EXERCISE AIM:
The answer should consist of the records below, repeated exactly, and no pictures.

*** Opening RECORDS PROVIDED ***

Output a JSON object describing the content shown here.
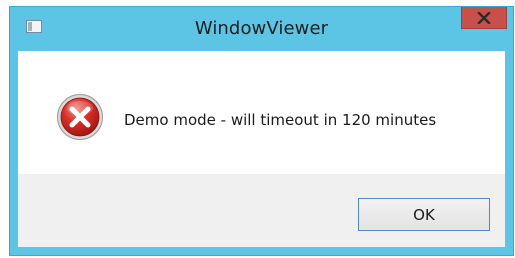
{
  "window": {
    "title": "WindowViewer",
    "app_icon": "app-window-icon",
    "close_icon": "close-icon",
    "title_bar_color": "#5cc5e6",
    "close_button_color": "#c7504a"
  },
  "dialog": {
    "icon": "error-icon",
    "message": "Demo mode - will timeout in 120 minutes",
    "ok_label": "OK"
  }
}
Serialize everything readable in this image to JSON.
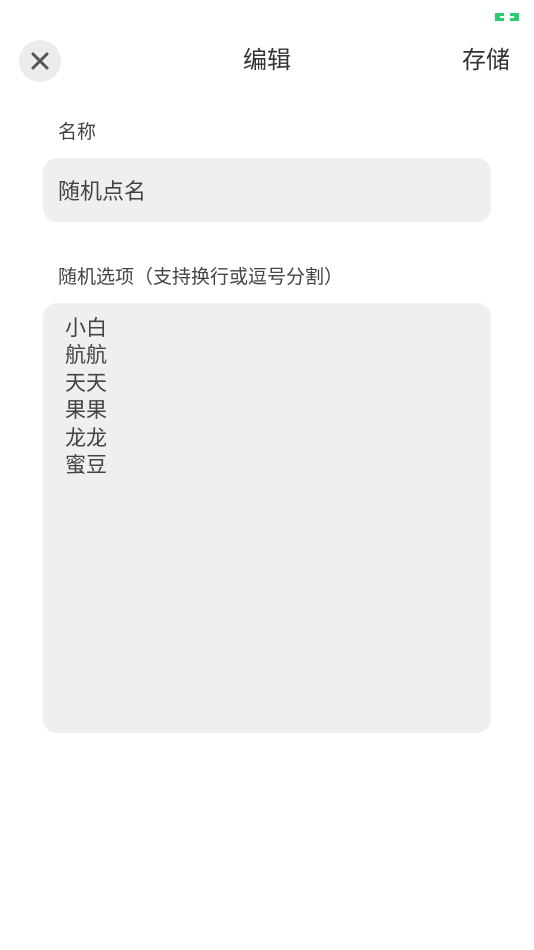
{
  "status_bar": {
    "icon": "link-icon",
    "color": "#2ecc71"
  },
  "header": {
    "close_icon": "close-icon",
    "title": "编辑",
    "save_label": "存储"
  },
  "form": {
    "name_label": "名称",
    "name_value": "随机点名",
    "options_label": "随机选项（支持换行或逗号分割）",
    "options_value": "小白\n航航\n天天\n果果\n龙龙\n蜜豆"
  }
}
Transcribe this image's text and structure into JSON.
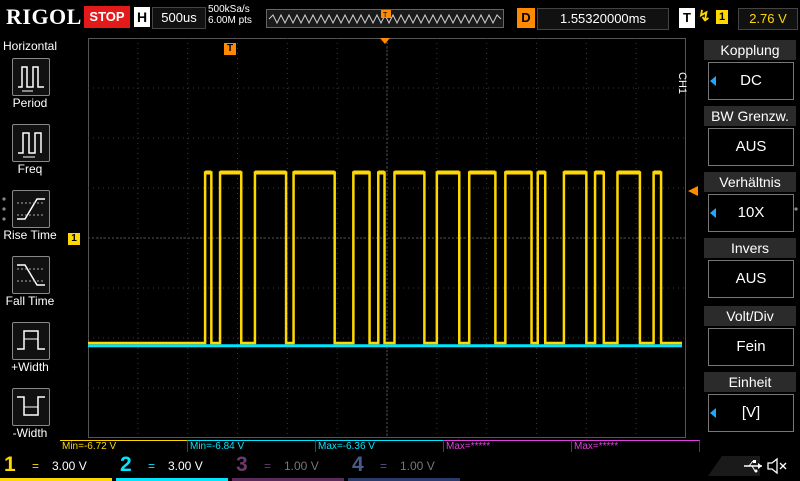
{
  "brand": "RIGOL",
  "status": "STOP",
  "horizontal": {
    "label": "H",
    "timebase": "500us",
    "sample_rate": "500kSa/s",
    "memory_depth": "6.00M pts"
  },
  "delay": {
    "label": "D",
    "value": "1.55320000ms"
  },
  "trigger": {
    "label": "T",
    "slope_symbol": "↯",
    "source": "1",
    "level": "2.76 V"
  },
  "left_menu": {
    "title": "Horizontal",
    "items": [
      {
        "label": "Period",
        "icon": "period-icon"
      },
      {
        "label": "Freq",
        "icon": "freq-icon"
      },
      {
        "label": "Rise Time",
        "icon": "rise-time-icon"
      },
      {
        "label": "Fall Time",
        "icon": "fall-time-icon"
      },
      {
        "label": "+Width",
        "icon": "pos-width-icon"
      },
      {
        "label": "-Width",
        "icon": "neg-width-icon"
      }
    ]
  },
  "right_menu": {
    "channel_tag": "CH1",
    "items": [
      {
        "header": "Kopplung",
        "value": "DC",
        "has_arrow": true
      },
      {
        "header": "BW Grenzw.",
        "value": "AUS",
        "has_arrow": false
      },
      {
        "header": "Verhältnis",
        "value": "10X",
        "has_arrow": true
      },
      {
        "header": "Invers",
        "value": "AUS",
        "has_arrow": false
      },
      {
        "header": "Volt/Div",
        "value": "Fein",
        "has_arrow": false
      },
      {
        "header": "Einheit",
        "value": "[V]",
        "has_arrow": true
      }
    ]
  },
  "markers": {
    "trigger_pos": "T",
    "ch1_ref": "1"
  },
  "measurements": [
    {
      "text": "Min=-6.72 V",
      "color": "#ffd800"
    },
    {
      "text": "Min=-6.84 V",
      "color": "#00e6ff"
    },
    {
      "text": "Max=-6.36 V",
      "color": "#00e6ff"
    },
    {
      "text": "Max=*****",
      "color": "#e040e0"
    },
    {
      "text": "Max=*****",
      "color": "#e040e0"
    }
  ],
  "channels": [
    {
      "num": "1",
      "coupling": "=",
      "scale": "3.00 V",
      "color": "#ffd800",
      "active": true
    },
    {
      "num": "2",
      "coupling": "=",
      "scale": "3.00 V",
      "color": "#00e6ff",
      "active": true
    },
    {
      "num": "3",
      "coupling": "=",
      "scale": "1.00 V",
      "color": "#e040e0",
      "active": false
    },
    {
      "num": "4",
      "coupling": "=",
      "scale": "1.00 V",
      "color": "#1e6cff",
      "active": false
    }
  ],
  "colors": {
    "ch1": "#ffd800",
    "ch2": "#00e6ff",
    "accent": "#1ea7ff",
    "stop": "#e21a1a"
  },
  "chart_data": {
    "type": "line",
    "time_per_div": "500us",
    "volts_per_div": "3.00 V",
    "series": [
      {
        "name": "1",
        "description_level": "digital",
        "pulses": [
          [
            4.7,
            4.95
          ],
          [
            5.3,
            6.15
          ],
          [
            6.7,
            7.95
          ],
          [
            8.25,
            9.9
          ],
          [
            10.65,
            11.3
          ],
          [
            11.65,
            11.9
          ],
          [
            12.3,
            13.5
          ],
          [
            14.0,
            14.9
          ],
          [
            15.3,
            16.35
          ],
          [
            16.75,
            17.8
          ],
          [
            18.05,
            18.35
          ],
          [
            19.1,
            20.0
          ],
          [
            20.35,
            20.7
          ],
          [
            21.25,
            22.15
          ],
          [
            22.7,
            23.0
          ]
        ],
        "high_div": 6.2,
        "low_div": 0.0
      },
      {
        "name": "2",
        "level_div": -0.1
      }
    ]
  }
}
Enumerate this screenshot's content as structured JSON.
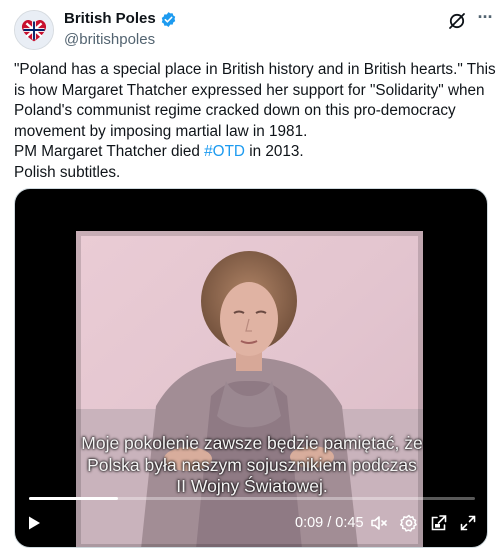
{
  "account": {
    "name": "British Poles",
    "handle": "@britishpoles"
  },
  "tweet": {
    "quote": "\"Poland has a special place in British history and in British hearts.\" This is how Margaret Thatcher expressed her support for \"Solidarity\" when Poland's communist regime cracked down on this pro-democracy movement by imposing martial law in 1981.",
    "line2_before": "PM Margaret Thatcher died ",
    "hashtag": "#OTD",
    "line2_after": " in  2013.",
    "line3": "Polish subtitles."
  },
  "video": {
    "subtitles": [
      "Moje pokolenie zawsze będzie pamiętać, że",
      "Polska była naszym sojusznikiem podczas",
      "II Wojny Światowej."
    ],
    "time_display": "0:09 / 0:45",
    "progress": 0.2
  },
  "icons": {
    "verified": "verified-badge-icon",
    "grok": "grok-icon",
    "more": "more-icon",
    "play": "play-icon",
    "volume": "volume-muted-icon",
    "settings": "gear-icon",
    "pip": "picture-in-picture-icon",
    "fullscreen": "fullscreen-icon"
  },
  "colors": {
    "link": "#1d9bf0",
    "verified": "#1d9bf0",
    "text": "#0f1419",
    "secondary": "#536471"
  }
}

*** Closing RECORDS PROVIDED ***

WRITTEN ANSWER:
Output a JSON object describing the content shown here.
{
  "window": {
    "title": "WindowViewer",
    "app_icon": "app-window-icon",
    "close_icon": "close-icon",
    "title_bar_color": "#5cc5e6",
    "close_button_color": "#c7504a"
  },
  "dialog": {
    "icon": "error-icon",
    "message": "Demo mode - will timeout in 120 minutes",
    "ok_label": "OK"
  }
}
Serialize everything readable in this image to JSON.
{
  "status_bar": {
    "icon": "link-icon",
    "color": "#2ecc71"
  },
  "header": {
    "close_icon": "close-icon",
    "title": "编辑",
    "save_label": "存储"
  },
  "form": {
    "name_label": "名称",
    "name_value": "随机点名",
    "options_label": "随机选项（支持换行或逗号分割）",
    "options_value": "小白\n航航\n天天\n果果\n龙龙\n蜜豆"
  }
}
Transcribe this image's text and structure into JSON.
{
  "brand": "RIGOL",
  "status": "STOP",
  "horizontal": {
    "label": "H",
    "timebase": "500us",
    "sample_rate": "500kSa/s",
    "memory_depth": "6.00M pts"
  },
  "delay": {
    "label": "D",
    "value": "1.55320000ms"
  },
  "trigger": {
    "label": "T",
    "slope_symbol": "↯",
    "source": "1",
    "level": "2.76 V"
  },
  "left_menu": {
    "title": "Horizontal",
    "items": [
      {
        "label": "Period",
        "icon": "period-icon"
      },
      {
        "label": "Freq",
        "icon": "freq-icon"
      },
      {
        "label": "Rise Time",
        "icon": "rise-time-icon"
      },
      {
        "label": "Fall Time",
        "icon": "fall-time-icon"
      },
      {
        "label": "+Width",
        "icon": "pos-width-icon"
      },
      {
        "label": "-Width",
        "icon": "neg-width-icon"
      }
    ]
  },
  "right_menu": {
    "channel_tag": "CH1",
    "items": [
      {
        "header": "Kopplung",
        "value": "DC",
        "has_arrow": true
      },
      {
        "header": "BW Grenzw.",
        "value": "AUS",
        "has_arrow": false
      },
      {
        "header": "Verhältnis",
        "value": "10X",
        "has_arrow": true
      },
      {
        "header": "Invers",
        "value": "AUS",
        "has_arrow": false
      },
      {
        "header": "Volt/Div",
        "value": "Fein",
        "has_arrow": false
      },
      {
        "header": "Einheit",
        "value": "[V]",
        "has_arrow": true
      }
    ]
  },
  "markers": {
    "trigger_pos": "T",
    "ch1_ref": "1"
  },
  "measurements": [
    {
      "text": "Min=-6.72 V",
      "color": "#ffd800"
    },
    {
      "text": "Min=-6.84 V",
      "color": "#00e6ff"
    },
    {
      "text": "Max=-6.36 V",
      "color": "#00e6ff"
    },
    {
      "text": "Max=*****",
      "color": "#e040e0"
    },
    {
      "text": "Max=*****",
      "color": "#e040e0"
    }
  ],
  "channels": [
    {
      "num": "1",
      "coupling": "=",
      "scale": "3.00 V",
      "color": "#ffd800",
      "active": true
    },
    {
      "num": "2",
      "coupling": "=",
      "scale": "3.00 V",
      "color": "#00e6ff",
      "active": true
    },
    {
      "num": "3",
      "coupling": "=",
      "scale": "1.00 V",
      "color": "#e040e0",
      "active": false
    },
    {
      "num": "4",
      "coupling": "=",
      "scale": "1.00 V",
      "color": "#1e6cff",
      "active": false
    }
  ],
  "colors": {
    "ch1": "#ffd800",
    "ch2": "#00e6ff",
    "accent": "#1ea7ff",
    "stop": "#e21a1a"
  },
  "chart_data": {
    "type": "line",
    "time_per_div": "500us",
    "volts_per_div": "3.00 V",
    "series": [
      {
        "name": "1",
        "description_level": "digital",
        "pulses": [
          [
            4.7,
            4.95
          ],
          [
            5.3,
            6.15
          ],
          [
            6.7,
            7.95
          ],
          [
            8.25,
            9.9
          ],
          [
            10.65,
            11.3
          ],
          [
            11.65,
            11.9
          ],
          [
            12.3,
            13.5
          ],
          [
            14.0,
            14.9
          ],
          [
            15.3,
            16.35
          ],
          [
            16.75,
            17.8
          ],
          [
            18.05,
            18.35
          ],
          [
            19.1,
            20.0
          ],
          [
            20.35,
            20.7
          ],
          [
            21.25,
            22.15
          ],
          [
            22.7,
            23.0
          ]
        ],
        "high_div": 6.2,
        "low_div": 0.0
      },
      {
        "name": "2",
        "level_div": -0.1
      }
    ]
  }
}
Enumerate this screenshot's content as structured JSON.
{
  "account": {
    "name": "British Poles",
    "handle": "@britishpoles"
  },
  "tweet": {
    "quote": "\"Poland has a special place in British history and in British hearts.\" This is how Margaret Thatcher expressed her support for \"Solidarity\" when Poland's communist regime cracked down on this pro-democracy movement by imposing martial law in 1981.",
    "line2_before": "PM Margaret Thatcher died ",
    "hashtag": "#OTD",
    "line2_after": " in  2013.",
    "line3": "Polish subtitles."
  },
  "video": {
    "subtitles": [
      "Moje pokolenie zawsze będzie pamiętać, że",
      "Polska była naszym sojusznikiem podczas",
      "II Wojny Światowej."
    ],
    "time_display": "0:09 / 0:45",
    "progress": 0.2
  },
  "icons": {
    "verified": "verified-badge-icon",
    "grok": "grok-icon",
    "more": "more-icon",
    "play": "play-icon",
    "volume": "volume-muted-icon",
    "settings": "gear-icon",
    "pip": "picture-in-picture-icon",
    "fullscreen": "fullscreen-icon"
  },
  "colors": {
    "link": "#1d9bf0",
    "verified": "#1d9bf0",
    "text": "#0f1419",
    "secondary": "#536471"
  }
}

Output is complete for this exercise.